The Jazz will be the first in the brand 's line-up to only offer a hybrid powertrain, with other models soon to follow suit. Honda announced earlier this year that all of its combustion-engined models in Europe will be offered with hybrid powertrains by 2025.
Honda said at the time: "Ahead of its 2025 electrification goal, Honda will expand the application of its i-MMD dual-motor hybrid system, with the introduction into smaller segment cars an important first step."
Currently, the only model it offers as a hybrid is the CR-V, which indirectly replaced a diesel variant of the compact SUV. Petrol variants are also sold. Honda UK has seen great success with the CR-V Hybrid, which accounts for 55% of the model’s sales.
Following the launch of the hybrid Jazz in 2020, the next electrified model will be the Civic in 2021. The next-generation Accord due to launch in Japan next February will also be a hybrid.
Honda CEO Takahiro Hachigo confirmed at the Tokyo motor show that all future electrified Hondas would be sold under a newly-created e:Technology sub-brand. All models powered by Honda's two-motor hybrid system will be called e:HEV.
Honda UK sales boss Phil Webb said the maker will launch a campaign to help educate on the hybrid Jazz given the older age of many of its loyal customers. He predicts a dip in sales when it first arrives on roads next summer, but anticipates it will bounce back to between 18,000 and 20,000 units annually in the UK.
The new Jazz must remain familiar enough to appeal to those loyal owners, while also bringing in new people to Honda’s entry-level model.
The styling is a minor evolution over the previous model. The space-maximising upright profile and tall glasshouse remains, but with more curved lines and redesigned lights, bumpers and bonnet. One notable feature is the split A-pillars, designed to increase forward visibilty. The windscreen wipers have also been hidden below the top of the bonnet line.
Honda claims the new Jazz's seats offers comfort similar to that of a premium saloon. The rear seats are said to retain the flexibility of previous Jazz's in how verstaile they are. The forward cabin design is a simple one, with clean lines and a touchscreen mounted in the centre console.

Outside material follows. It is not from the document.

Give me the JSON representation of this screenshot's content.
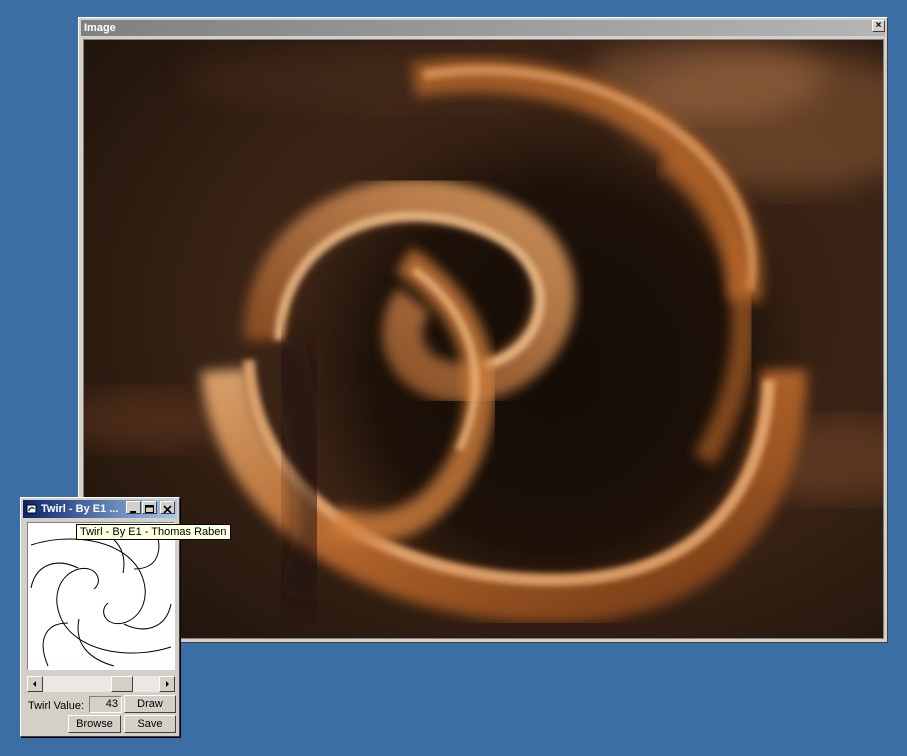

In Japan, five different versions of the new Jazz will be offered: Basic, Home, Ness, Crosstar and Luxe. They are different trim levels, that climb from a simple version on steel wheels through to a model with leather seats and extra chrome trim. It's unlikely these trims will all be offered in the UK, with Honda set to confirm details on the European Jazz later this week at a seperate unveiling.